*** Begin section ***
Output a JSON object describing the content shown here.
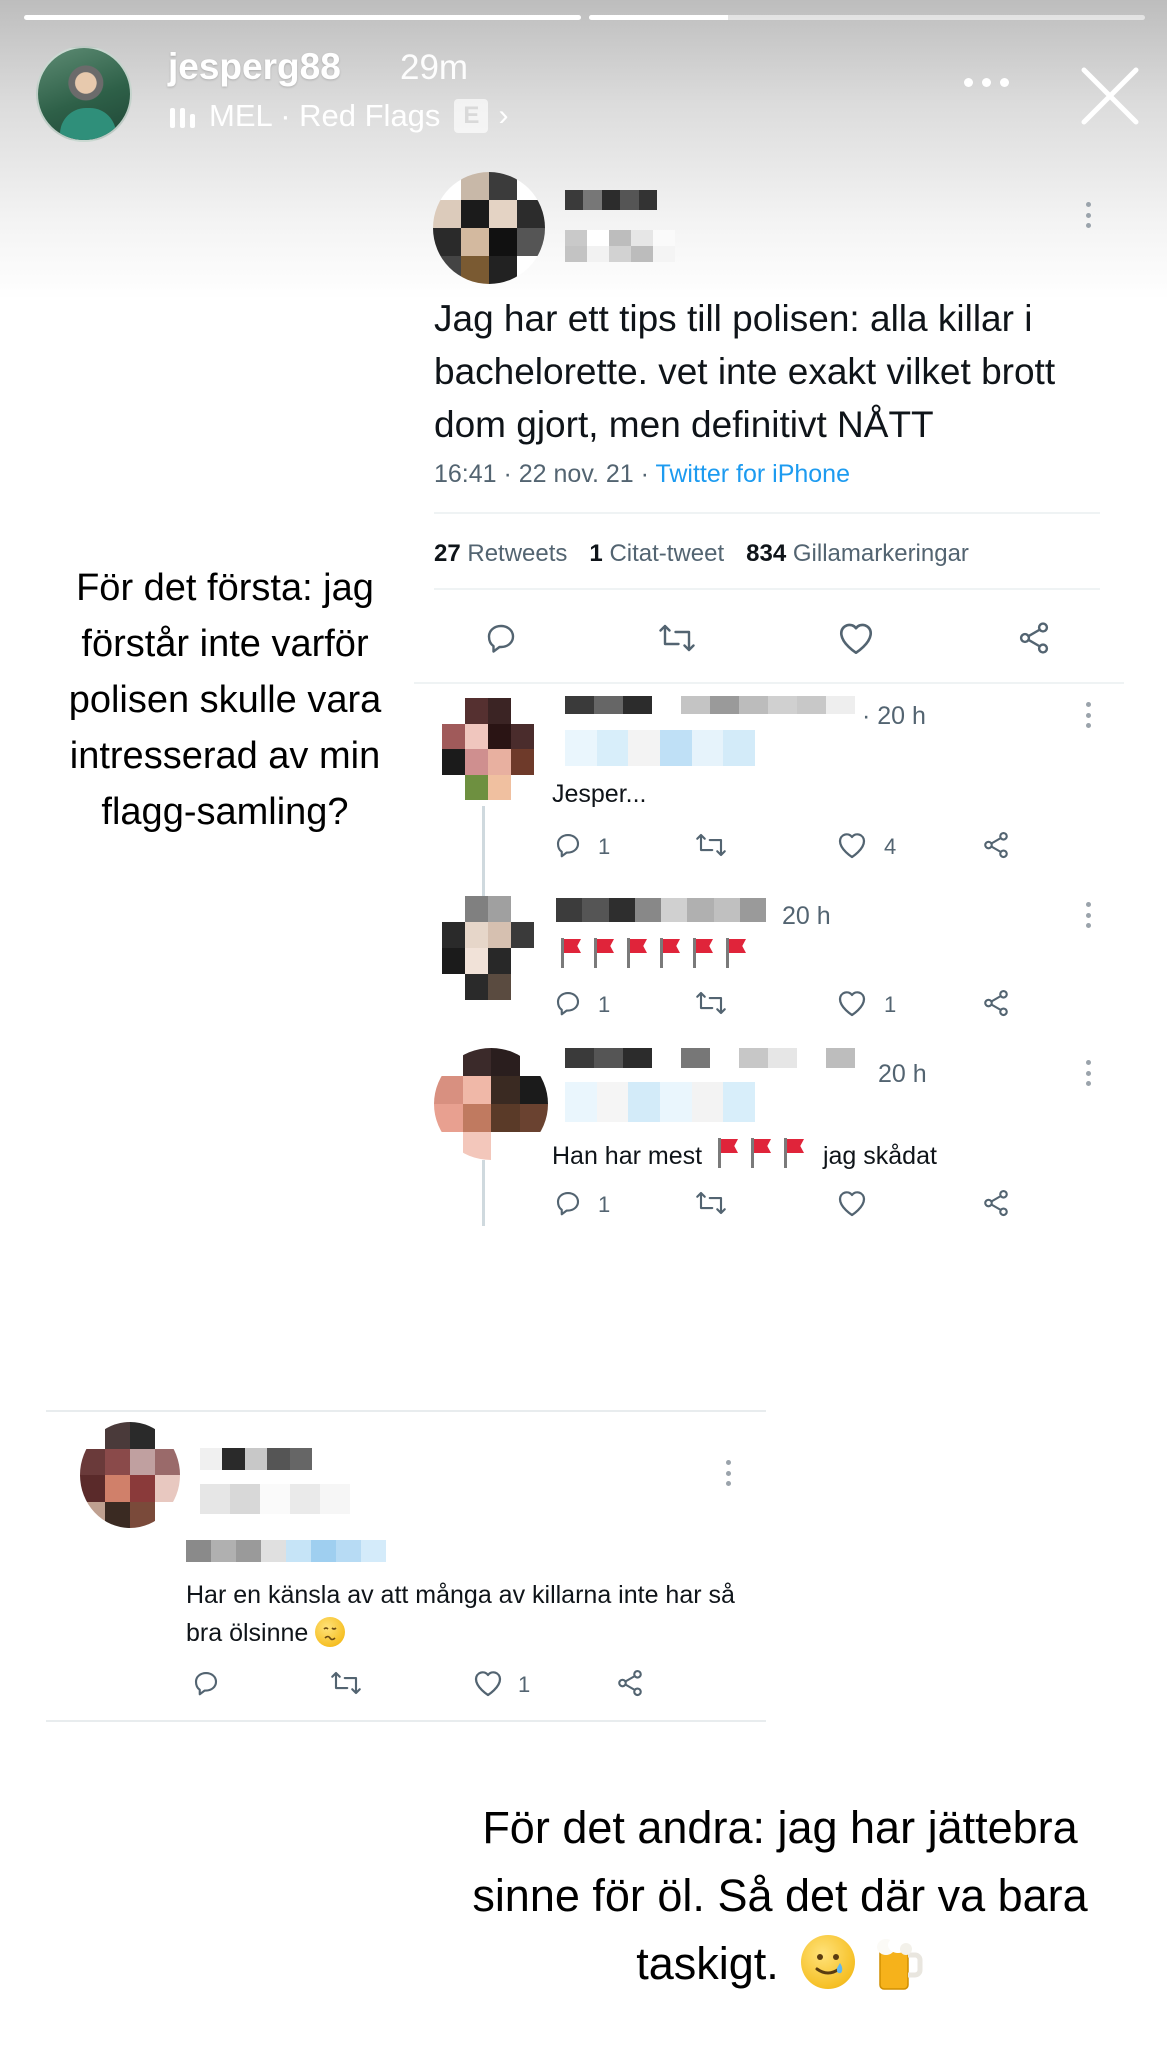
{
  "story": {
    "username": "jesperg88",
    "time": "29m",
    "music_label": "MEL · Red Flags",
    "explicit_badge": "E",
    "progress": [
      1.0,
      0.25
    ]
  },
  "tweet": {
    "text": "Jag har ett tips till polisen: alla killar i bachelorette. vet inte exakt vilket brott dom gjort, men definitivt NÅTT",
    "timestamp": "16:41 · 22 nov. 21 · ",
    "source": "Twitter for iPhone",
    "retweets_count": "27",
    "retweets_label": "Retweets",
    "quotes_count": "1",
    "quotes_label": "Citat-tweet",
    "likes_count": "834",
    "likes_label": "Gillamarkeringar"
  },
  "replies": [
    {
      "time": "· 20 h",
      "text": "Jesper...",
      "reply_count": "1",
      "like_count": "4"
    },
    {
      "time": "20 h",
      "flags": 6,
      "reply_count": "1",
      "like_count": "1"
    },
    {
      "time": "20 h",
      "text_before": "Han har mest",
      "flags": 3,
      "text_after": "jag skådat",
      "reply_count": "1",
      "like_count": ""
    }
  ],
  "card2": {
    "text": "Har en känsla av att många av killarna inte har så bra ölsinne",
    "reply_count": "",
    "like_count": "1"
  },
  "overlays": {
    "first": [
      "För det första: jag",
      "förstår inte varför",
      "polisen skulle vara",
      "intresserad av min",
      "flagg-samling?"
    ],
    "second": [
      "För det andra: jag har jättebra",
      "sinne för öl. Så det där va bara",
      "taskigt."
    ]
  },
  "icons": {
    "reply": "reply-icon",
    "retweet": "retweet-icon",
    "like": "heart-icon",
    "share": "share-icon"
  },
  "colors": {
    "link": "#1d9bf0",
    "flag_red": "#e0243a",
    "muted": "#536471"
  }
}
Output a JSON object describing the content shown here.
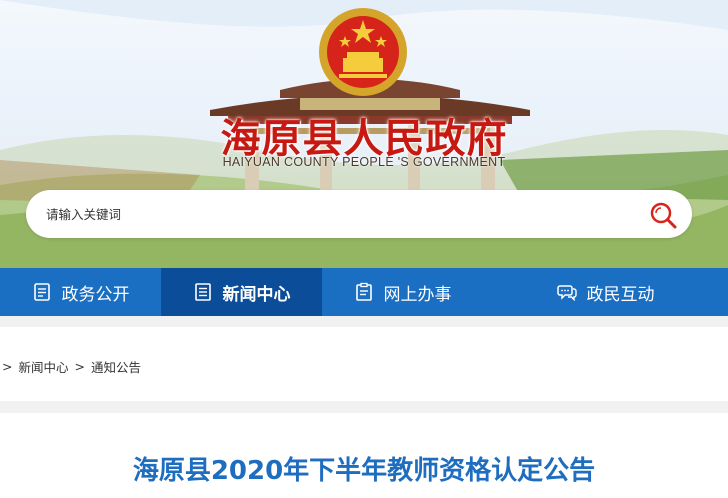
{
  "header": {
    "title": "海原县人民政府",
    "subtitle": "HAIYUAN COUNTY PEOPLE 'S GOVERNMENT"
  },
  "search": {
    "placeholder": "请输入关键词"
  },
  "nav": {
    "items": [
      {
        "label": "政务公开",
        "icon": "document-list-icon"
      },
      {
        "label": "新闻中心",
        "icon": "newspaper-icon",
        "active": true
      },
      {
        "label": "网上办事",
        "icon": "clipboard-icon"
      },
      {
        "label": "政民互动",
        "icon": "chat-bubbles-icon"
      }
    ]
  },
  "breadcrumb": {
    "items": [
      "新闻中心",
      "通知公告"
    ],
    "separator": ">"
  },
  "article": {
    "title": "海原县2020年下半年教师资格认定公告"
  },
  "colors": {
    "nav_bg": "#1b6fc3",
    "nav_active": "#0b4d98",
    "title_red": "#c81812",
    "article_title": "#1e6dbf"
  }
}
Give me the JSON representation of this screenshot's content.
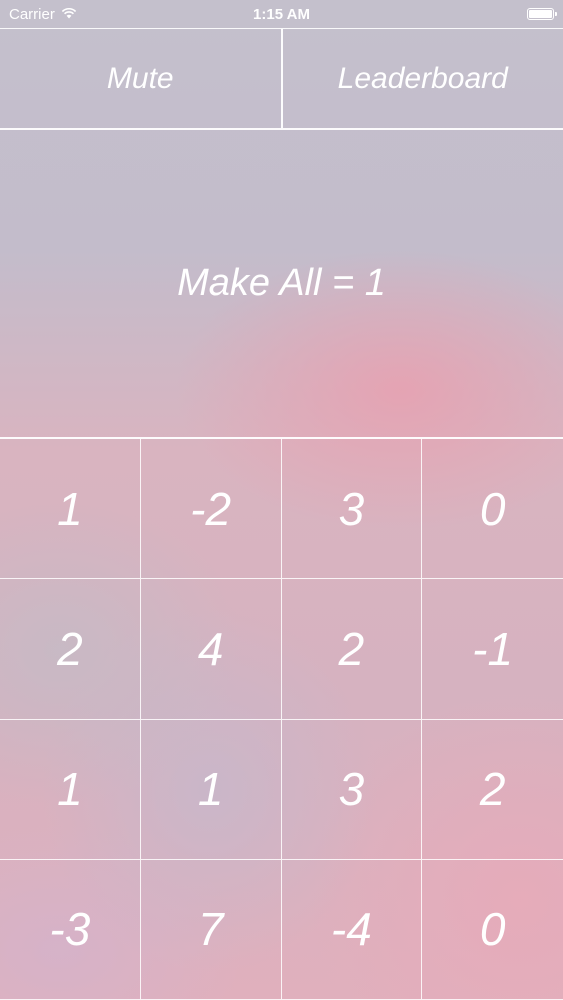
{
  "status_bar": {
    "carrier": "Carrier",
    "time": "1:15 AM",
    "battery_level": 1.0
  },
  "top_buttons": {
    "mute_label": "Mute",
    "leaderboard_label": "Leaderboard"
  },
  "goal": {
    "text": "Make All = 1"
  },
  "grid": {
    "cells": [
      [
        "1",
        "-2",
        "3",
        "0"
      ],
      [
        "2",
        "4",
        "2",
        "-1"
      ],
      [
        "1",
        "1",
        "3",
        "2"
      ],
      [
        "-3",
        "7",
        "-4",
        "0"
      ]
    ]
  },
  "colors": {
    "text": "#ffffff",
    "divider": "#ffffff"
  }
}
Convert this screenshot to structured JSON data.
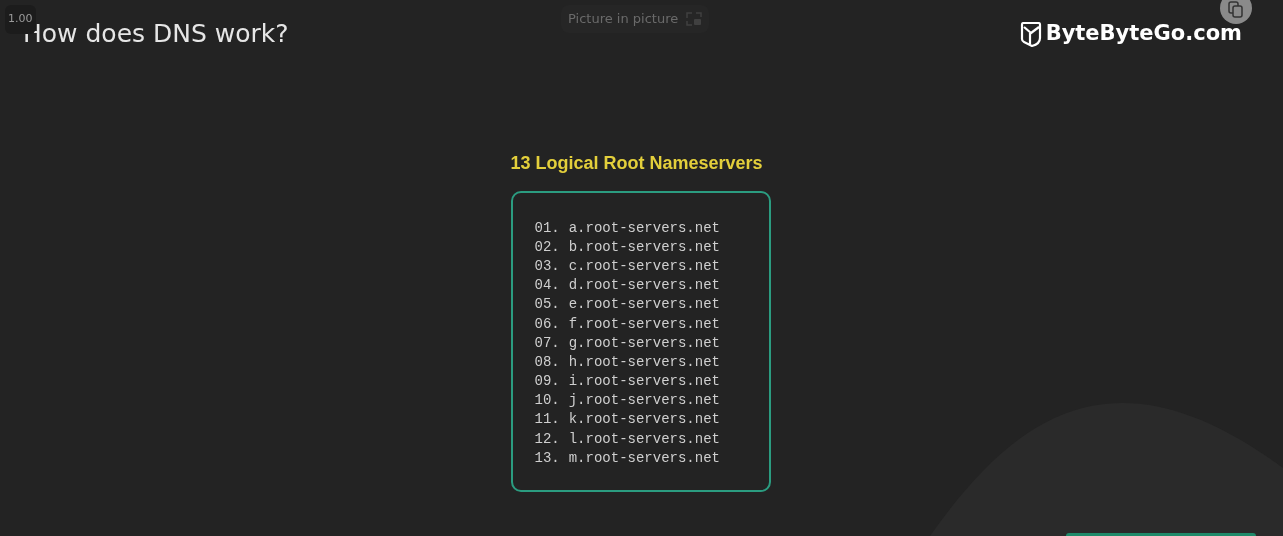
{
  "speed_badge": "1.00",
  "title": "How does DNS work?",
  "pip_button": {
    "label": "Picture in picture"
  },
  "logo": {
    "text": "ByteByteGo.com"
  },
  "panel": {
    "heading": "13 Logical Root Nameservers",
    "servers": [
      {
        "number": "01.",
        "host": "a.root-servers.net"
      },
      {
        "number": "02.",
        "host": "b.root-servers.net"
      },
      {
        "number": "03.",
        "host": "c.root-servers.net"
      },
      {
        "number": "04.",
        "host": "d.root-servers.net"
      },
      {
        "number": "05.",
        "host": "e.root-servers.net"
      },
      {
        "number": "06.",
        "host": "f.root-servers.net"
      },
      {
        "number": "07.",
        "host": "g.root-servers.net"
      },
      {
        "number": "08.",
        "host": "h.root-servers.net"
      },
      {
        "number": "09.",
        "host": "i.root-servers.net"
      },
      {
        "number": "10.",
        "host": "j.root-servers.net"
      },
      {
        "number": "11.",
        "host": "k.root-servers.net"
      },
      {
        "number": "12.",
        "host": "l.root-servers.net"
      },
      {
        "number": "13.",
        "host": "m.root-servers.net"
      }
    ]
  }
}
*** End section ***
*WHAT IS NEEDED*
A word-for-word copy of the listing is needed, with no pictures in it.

*RESPONSE BELOW*
Output a JSON object describing the content shown here.
{
  "story": {
    "username": "jesperg88",
    "time": "29m",
    "music_label": "MEL · Red Flags",
    "explicit_badge": "E",
    "progress": [
      1.0,
      0.25
    ]
  },
  "tweet": {
    "text": "Jag har ett tips till polisen: alla killar i bachelorette. vet inte exakt vilket brott dom gjort, men definitivt NÅTT",
    "timestamp": "16:41 · 22 nov. 21 · ",
    "source": "Twitter for iPhone",
    "retweets_count": "27",
    "retweets_label": "Retweets",
    "quotes_count": "1",
    "quotes_label": "Citat-tweet",
    "likes_count": "834",
    "likes_label": "Gillamarkeringar"
  },
  "replies": [
    {
      "time": "· 20 h",
      "text": "Jesper...",
      "reply_count": "1",
      "like_count": "4"
    },
    {
      "time": "20 h",
      "flags": 6,
      "reply_count": "1",
      "like_count": "1"
    },
    {
      "time": "20 h",
      "text_before": "Han har mest",
      "flags": 3,
      "text_after": "jag skådat",
      "reply_count": "1",
      "like_count": ""
    }
  ],
  "card2": {
    "text": "Har en känsla av att många av killarna inte har så bra ölsinne",
    "reply_count": "",
    "like_count": "1"
  },
  "overlays": {
    "first": [
      "För det första: jag",
      "förstår inte varför",
      "polisen skulle vara",
      "intresserad av min",
      "flagg-samling?"
    ],
    "second": [
      "För det andra: jag har jättebra",
      "sinne för öl. Så det där va bara",
      "taskigt."
    ]
  },
  "icons": {
    "reply": "reply-icon",
    "retweet": "retweet-icon",
    "like": "heart-icon",
    "share": "share-icon"
  },
  "colors": {
    "link": "#1d9bf0",
    "flag_red": "#e0243a",
    "muted": "#536471"
  }
}
Output a JSON object describing the content shown here.
{
  "header": {
    "title": "海原县人民政府",
    "subtitle": "HAIYUAN COUNTY PEOPLE 'S GOVERNMENT"
  },
  "search": {
    "placeholder": "请输入关键词"
  },
  "nav": {
    "items": [
      {
        "label": "政务公开",
        "icon": "document-list-icon"
      },
      {
        "label": "新闻中心",
        "icon": "newspaper-icon",
        "active": true
      },
      {
        "label": "网上办事",
        "icon": "clipboard-icon"
      },
      {
        "label": "政民互动",
        "icon": "chat-bubbles-icon"
      }
    ]
  },
  "breadcrumb": {
    "items": [
      "新闻中心",
      "通知公告"
    ],
    "separator": ">"
  },
  "article": {
    "title": "海原县2020年下半年教师资格认定公告"
  },
  "colors": {
    "nav_bg": "#1b6fc3",
    "nav_active": "#0b4d98",
    "title_red": "#c81812",
    "article_title": "#1e6dbf"
  }
}
Give me the JSON representation of this screenshot's content.
{
  "status_bar": {
    "carrier": "Carrier",
    "time": "1:15 AM",
    "battery_level": 1.0
  },
  "top_buttons": {
    "mute_label": "Mute",
    "leaderboard_label": "Leaderboard"
  },
  "goal": {
    "text": "Make All = 1"
  },
  "grid": {
    "cells": [
      [
        "1",
        "-2",
        "3",
        "0"
      ],
      [
        "2",
        "4",
        "2",
        "-1"
      ],
      [
        "1",
        "1",
        "3",
        "2"
      ],
      [
        "-3",
        "7",
        "-4",
        "0"
      ]
    ]
  },
  "colors": {
    "text": "#ffffff",
    "divider": "#ffffff"
  }
}
Convert this screenshot to structured JSON data.
{
  "speed_badge": "1.00",
  "title": "How does DNS work?",
  "pip_button": {
    "label": "Picture in picture"
  },
  "logo": {
    "text": "ByteByteGo.com"
  },
  "panel": {
    "heading": "13 Logical Root Nameservers",
    "servers": [
      {
        "number": "01.",
        "host": "a.root-servers.net"
      },
      {
        "number": "02.",
        "host": "b.root-servers.net"
      },
      {
        "number": "03.",
        "host": "c.root-servers.net"
      },
      {
        "number": "04.",
        "host": "d.root-servers.net"
      },
      {
        "number": "05.",
        "host": "e.root-servers.net"
      },
      {
        "number": "06.",
        "host": "f.root-servers.net"
      },
      {
        "number": "07.",
        "host": "g.root-servers.net"
      },
      {
        "number": "08.",
        "host": "h.root-servers.net"
      },
      {
        "number": "09.",
        "host": "i.root-servers.net"
      },
      {
        "number": "10.",
        "host": "j.root-servers.net"
      },
      {
        "number": "11.",
        "host": "k.root-servers.net"
      },
      {
        "number": "12.",
        "host": "l.root-servers.net"
      },
      {
        "number": "13.",
        "host": "m.root-servers.net"
      }
    ]
  }
}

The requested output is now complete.